Thus, Lyons suggests that to embrace inner sense of sensory states, one must be a "veil‑of‑perception" theorist.

[13] For similar use of this point against inner sense, see: Dretske, 1995, pp. 108‑109; Güzeldere, 1995, pp. 349‑352. At the end of this paper I consider complex and indirect ways for inner sense to contribute to knowledge of content.

[14] In principle, even the property of being a prime number can be ascribed to a material object, so long as one represents the property in an unrevealing enough way (and not explicitly as the property of being a prime number). A being who can reliably and without conscious inference distinguish prime numbers from nonprime numbers, but who is unreflective enough not to realize the nature of what he is "sensing" or the conditions in which he is reliable, could well mistakenly experience or think of rocks as he does primes.

[15] Here is a fragment of the story, from "Phenomenal Illusions" (see note 6). This need not be read to understand the rest of the paper. In normal outer‑directed perception, small portions of sense organs transduce ambient energy into initial neural "maps", which then produce, in separate areas of the brain, structures bearing information or misinformation about various properties of stimuli. This creates what is known in perception research as the "binding problem": how does a perceptual system keep track of which properties belong to which perceived objects? As usually raised in the cognitive neuroscience of vision, the problem is a bookkeeping one: what neural or functional "stamp" does vision give to these separate structures when the features are seen as coinstantiated? But this leaves the problem: how does a perceptual system determine which features to stamp as coinstantiated? I suggest that one extremely plausible and reliable method for determining coinstantiation is to treat perceptual structures caused at a moment by the same portions of sense organs (or initial neural maps) as applying to the same object. This binding heuristic would be reliable for sensory states, though not for judgments generally (since judgments from a common source may vary arbitrarily in subject matter).

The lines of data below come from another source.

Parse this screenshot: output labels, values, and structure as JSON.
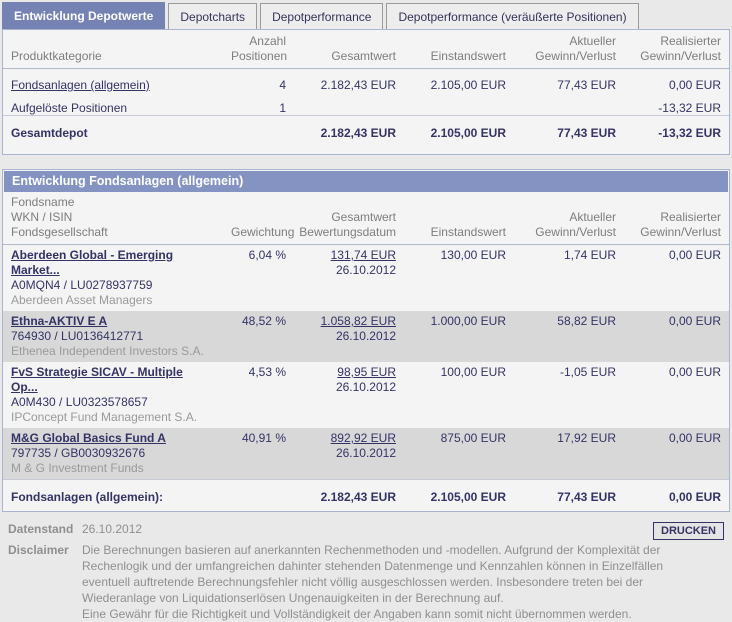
{
  "tabs": [
    {
      "label": "Entwicklung Depotwerte",
      "active": true
    },
    {
      "label": "Depotcharts",
      "active": false
    },
    {
      "label": "Depotperformance",
      "active": false
    },
    {
      "label": "Depotperformance (veräußerte Positionen)",
      "active": false
    }
  ],
  "depot_table": {
    "headers": [
      {
        "l1": "",
        "l2": "Produktkategorie"
      },
      {
        "l1": "Anzahl",
        "l2": "Positionen"
      },
      {
        "l1": "",
        "l2": "Gesamtwert"
      },
      {
        "l1": "",
        "l2": "Einstandswert"
      },
      {
        "l1": "Aktueller",
        "l2": "Gewinn/Verlust"
      },
      {
        "l1": "Realisierter",
        "l2": "Gewinn/Verlust"
      }
    ],
    "rows": [
      {
        "category": "Fondsanlagen (allgemein)",
        "anzahl": "4",
        "gesamtwert": "2.182,43 EUR",
        "einstandswert": "2.105,00 EUR",
        "aktueller": "77,43 EUR",
        "realisierter": "0,00 EUR"
      },
      {
        "category": "Aufgelöste Positionen",
        "anzahl": "1",
        "gesamtwert": "",
        "einstandswert": "",
        "aktueller": "",
        "realisierter": "-13,32 EUR"
      }
    ],
    "total": {
      "label": "Gesamtdepot",
      "anzahl": "",
      "gesamtwert": "2.182,43 EUR",
      "einstandswert": "2.105,00 EUR",
      "aktueller": "77,43 EUR",
      "realisierter": "-13,32 EUR"
    }
  },
  "funds": {
    "section_title": "Entwicklung Fondsanlagen (allgemein)",
    "headers": [
      {
        "l1": "Fondsname",
        "l2": "WKN / ISIN",
        "l3": "Fondsgesellschaft"
      },
      {
        "l1": "",
        "l2": "",
        "l3": "Gewichtung"
      },
      {
        "l1": "",
        "l2": "Gesamtwert",
        "l3": "Bewertungsdatum"
      },
      {
        "l1": "",
        "l2": "",
        "l3": "Einstandswert"
      },
      {
        "l1": "",
        "l2": "Aktueller",
        "l3": "Gewinn/Verlust"
      },
      {
        "l1": "",
        "l2": "Realisierter",
        "l3": "Gewinn/Verlust"
      }
    ],
    "rows": [
      {
        "name": "Aberdeen Global - Emerging Market...",
        "wkn_isin": "A0MQN4 /  LU0278937759",
        "company": "Aberdeen Asset Managers",
        "gewichtung": "6,04 %",
        "gesamtwert": "131,74 EUR",
        "datum": "26.10.2012",
        "einstandswert": "130,00 EUR",
        "aktueller": "1,74 EUR",
        "realisierter": "0,00 EUR"
      },
      {
        "name": "Ethna-AKTIV E A",
        "wkn_isin": "764930 /  LU0136412771",
        "company": "Ethenea Independent Investors S.A.",
        "gewichtung": "48,52 %",
        "gesamtwert": "1.058,82 EUR",
        "datum": "26.10.2012",
        "einstandswert": "1.000,00 EUR",
        "aktueller": "58,82 EUR",
        "realisierter": "0,00 EUR"
      },
      {
        "name": "FvS Strategie SICAV - Multiple Op...",
        "wkn_isin": "A0M430 /  LU0323578657",
        "company": "IPConcept Fund Management S.A.",
        "gewichtung": "4,53 %",
        "gesamtwert": "98,95 EUR",
        "datum": "26.10.2012",
        "einstandswert": "100,00 EUR",
        "aktueller": "-1,05 EUR",
        "realisierter": "0,00 EUR"
      },
      {
        "name": "M&G Global Basics Fund A",
        "wkn_isin": "797735 /  GB0030932676",
        "company": "M & G Investment Funds",
        "gewichtung": "40,91 %",
        "gesamtwert": "892,92 EUR",
        "datum": "26.10.2012",
        "einstandswert": "875,00 EUR",
        "aktueller": "17,92 EUR",
        "realisierter": "0,00 EUR"
      }
    ],
    "total": {
      "label": "Fondsanlagen (allgemein):",
      "gesamtwert": "2.182,43 EUR",
      "einstandswert": "2.105,00 EUR",
      "aktueller": "77,43 EUR",
      "realisierter": "0,00 EUR"
    }
  },
  "footer": {
    "datenstand_label": "Datenstand",
    "datenstand_value": "26.10.2012",
    "disclaimer_label": "Disclaimer",
    "disclaimer_p1": "Die Berechnungen basieren auf anerkannten Rechenmethoden und -modellen. Aufgrund der Komplexität der Rechenlogik und der umfangreichen dahinter stehenden Datenmenge und Kennzahlen können in Einzelfällen eventuell auftretende Berechnungsfehler nicht völlig ausgeschlossen werden. Insbesondere treten bei der Wiederanlage von Liquidationserlösen Ungenauigkeiten in der Berechnung auf.",
    "disclaimer_p2": "Eine Gewähr für die Richtigkeit und Vollständigkeit der Angaben kann somit nicht übernommen werden.",
    "print_label": "DRUCKEN"
  },
  "colors": {
    "active_tab_bg": "#7583b4",
    "section_bar_bg": "#8593c3",
    "panel_border": "#a9b4d0",
    "text_navy": "#333366",
    "header_gray": "#7d7d7d",
    "stripe_gray": "#d8d8d8",
    "page_bg": "#e9e9e9"
  }
}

            If some of the perceptual structures (or O‑states) are internally sensed, this binding heuristic could also apply to I‑states about them. An I‑state caused by an O‑state is of course indirectly caused by the same transducers as the O‑state, and (unlike a judgment that may happen to be caused by the O‑state) is producible in no other way, barring gross malfunction. If so, it would be natural for the binding heuristic to be extended to the products of inner‑sense, and so the features represented by I‑states and O‑states would be "bound" to the same objects, which in turn would begin to explain projection. In other words, on this account the price of solving the binding problem for perceived properties of physical objects is that internally sensed properties of perceptual structures are bound along with them. Projection could be a side‑effect of a valuable perceptual strategy understandably overextended to inner perception.

[16] He emphasizes that "the perceptual model of introspective self knowledge has its greatest plausibility" for sensory events, as opposed to propositional attitudes (1996, p. 214). David Rosenthal also argues that there is a special implausibility to inner perception of attitudes, as follows:

[T]he consciousness of our mental states seems to occur organized into a kind of field, somewhat like the fields that characterize the various sensory modalities. ... [But] only when the states that are conscious occur in a sensory field does the consciousness seem to come organized in a field. In such cases as emotions and thoughts, the property of their being conscious resists being so located. (1990, pp. 33‑34)

Of course, in the end Rosenthal and Shoemaker reject an inner‑sense model for sensory states as well as for attitudes.

[17] I wrote an earlier version of this paper for Shoemaker's "Author Meets Critics" session at the 1999 Central APA meetings in New Orleans. Thanks to Sydney and the audience for their comments, and to moderator Mark Crimmins for inviting me.